The National Consumers League and the Child Labor Coalition believe that the long hours of farm work for wages for children under 14 is dangerous for their health, education, and well-being, and should not be allowed. We support legislative efforts that would apply child labor age restrictions to all industries, including agriculture, although the legislation does exempt the sons and daughters of farmers working on their parents’ farm.

On May 5, 2010, Human Rights Watch released “Fields of Peril—Child Labor in U.S. Agriculture,” the results of a year-long investigation. The report details the arduous work and harsh conditions that many youths who work on farms are subjected to.

Exemptions in the law also allow teens working on farms to perform tasks deemed hazardous in other industries when they are only 16—as opposed to 18 for the other industries. For example, a worker must be 18 to drive a forklift at retail warehouse, but a 16-year-old is legally allowed to drive a forklift at an agricultural processing facility. NCL does not believe such exemptions are justified. Driving a forklift is a very dangerous activity and should not be undertaken by minors.

In agriculture, 16- and 17-year-olds are permitted to work inside fruit, forage, or grain storage units, which kill workers every year in suffocation accidents; they can also operate dangerous equipment like corn pickers, hay mowers, feed grinders, power post hole diggers, auger conveyors, and power saws. NCL and the Child Labor Coalition, which it coordinates, are working to eliminate unjustified exemptions to U.S. Department of Labor safety restrictions based on age.

Each year, about two dozen workers—including several youth—are killed in silos and grain storage facilities. Purdue University found that 51 men and boys became engulfed in grain facilities and 26 died. NCL believes these facilities are too dangerous for minors.

The U.S. Department of Labor has tried to prohibit work by minors when it proposed occupational child safety rules for farms in September 2011. Unfortunately, because of political pressure from many members of the farm community, DOL abandoned its attempt to increase hazardous work protections for agriculture. These common-sense protections would have targeted only the most dangerous farm jobs for children.

Cheryl Monen, who lives in the small northwestern Iowa community of Lester, is a mom who lost her son to one of the farm accidents we detailed in July 2011. She regrets the Obama Administration withdrawal.

“I feel so guilty about it now. I just had not put it together how terribly dangerous it was and the risks he was in,” Monen told the Associated Press. “I really struggle with that. Now, I really wish I never suggested he get a job.”

Despite the sobering data on the dangers of agriculture injuries and fatalities, things are slowly improving and NIOSH notes that the rate of agricultural injuries among children declined by 56 percent between 1998 and 2009. We believe that the robust health and safety efforts within the agricultural community has played a significant part in this reduction.

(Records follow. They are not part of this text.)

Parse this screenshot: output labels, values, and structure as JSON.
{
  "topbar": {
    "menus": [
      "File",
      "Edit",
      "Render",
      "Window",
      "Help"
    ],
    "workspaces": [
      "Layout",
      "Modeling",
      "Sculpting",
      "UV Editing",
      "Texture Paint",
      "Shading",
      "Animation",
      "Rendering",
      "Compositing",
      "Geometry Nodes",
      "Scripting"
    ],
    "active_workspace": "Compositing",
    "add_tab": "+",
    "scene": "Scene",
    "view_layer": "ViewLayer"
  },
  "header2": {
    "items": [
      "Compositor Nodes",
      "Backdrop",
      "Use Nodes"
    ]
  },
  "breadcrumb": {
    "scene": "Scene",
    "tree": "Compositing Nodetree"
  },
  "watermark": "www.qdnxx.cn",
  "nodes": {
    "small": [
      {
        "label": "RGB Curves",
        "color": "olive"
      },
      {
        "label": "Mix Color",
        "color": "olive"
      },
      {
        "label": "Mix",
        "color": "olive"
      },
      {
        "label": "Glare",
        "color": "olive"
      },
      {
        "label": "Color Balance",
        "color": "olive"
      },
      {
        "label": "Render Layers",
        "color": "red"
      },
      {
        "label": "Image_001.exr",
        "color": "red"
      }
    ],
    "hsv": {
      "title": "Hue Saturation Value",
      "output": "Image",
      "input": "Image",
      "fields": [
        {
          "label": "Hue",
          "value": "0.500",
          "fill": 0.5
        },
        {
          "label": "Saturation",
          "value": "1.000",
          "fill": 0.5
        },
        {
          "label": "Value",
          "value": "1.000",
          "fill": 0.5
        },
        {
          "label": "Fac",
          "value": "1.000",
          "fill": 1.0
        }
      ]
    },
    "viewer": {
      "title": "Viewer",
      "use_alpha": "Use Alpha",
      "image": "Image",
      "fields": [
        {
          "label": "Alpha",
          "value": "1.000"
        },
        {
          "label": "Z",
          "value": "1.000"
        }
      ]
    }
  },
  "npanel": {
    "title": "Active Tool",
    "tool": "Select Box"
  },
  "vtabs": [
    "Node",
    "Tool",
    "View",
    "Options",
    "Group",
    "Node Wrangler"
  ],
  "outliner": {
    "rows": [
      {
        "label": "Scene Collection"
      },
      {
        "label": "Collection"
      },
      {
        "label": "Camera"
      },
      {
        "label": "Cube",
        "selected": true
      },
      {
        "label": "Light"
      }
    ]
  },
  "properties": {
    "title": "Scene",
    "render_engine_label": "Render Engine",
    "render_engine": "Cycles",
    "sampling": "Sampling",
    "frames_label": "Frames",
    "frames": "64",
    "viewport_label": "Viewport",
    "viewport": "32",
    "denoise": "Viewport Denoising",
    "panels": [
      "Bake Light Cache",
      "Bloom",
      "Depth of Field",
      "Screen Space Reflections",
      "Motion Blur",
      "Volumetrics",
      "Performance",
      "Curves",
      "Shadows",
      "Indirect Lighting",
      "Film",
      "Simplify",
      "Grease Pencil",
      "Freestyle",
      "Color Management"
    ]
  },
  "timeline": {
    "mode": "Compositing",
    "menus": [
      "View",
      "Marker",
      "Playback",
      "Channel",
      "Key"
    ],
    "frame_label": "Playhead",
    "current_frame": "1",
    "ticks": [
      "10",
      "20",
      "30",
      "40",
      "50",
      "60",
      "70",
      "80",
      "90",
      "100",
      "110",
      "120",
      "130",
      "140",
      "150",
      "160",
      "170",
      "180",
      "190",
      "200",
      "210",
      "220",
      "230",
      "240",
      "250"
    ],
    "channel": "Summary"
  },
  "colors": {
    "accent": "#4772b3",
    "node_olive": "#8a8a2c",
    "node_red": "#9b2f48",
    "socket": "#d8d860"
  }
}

0 replies

Leave a Reply

Want to join the discussion?
Feel free to contribute!

Leave a Reply

Your email address will not be published. Required fields are marked *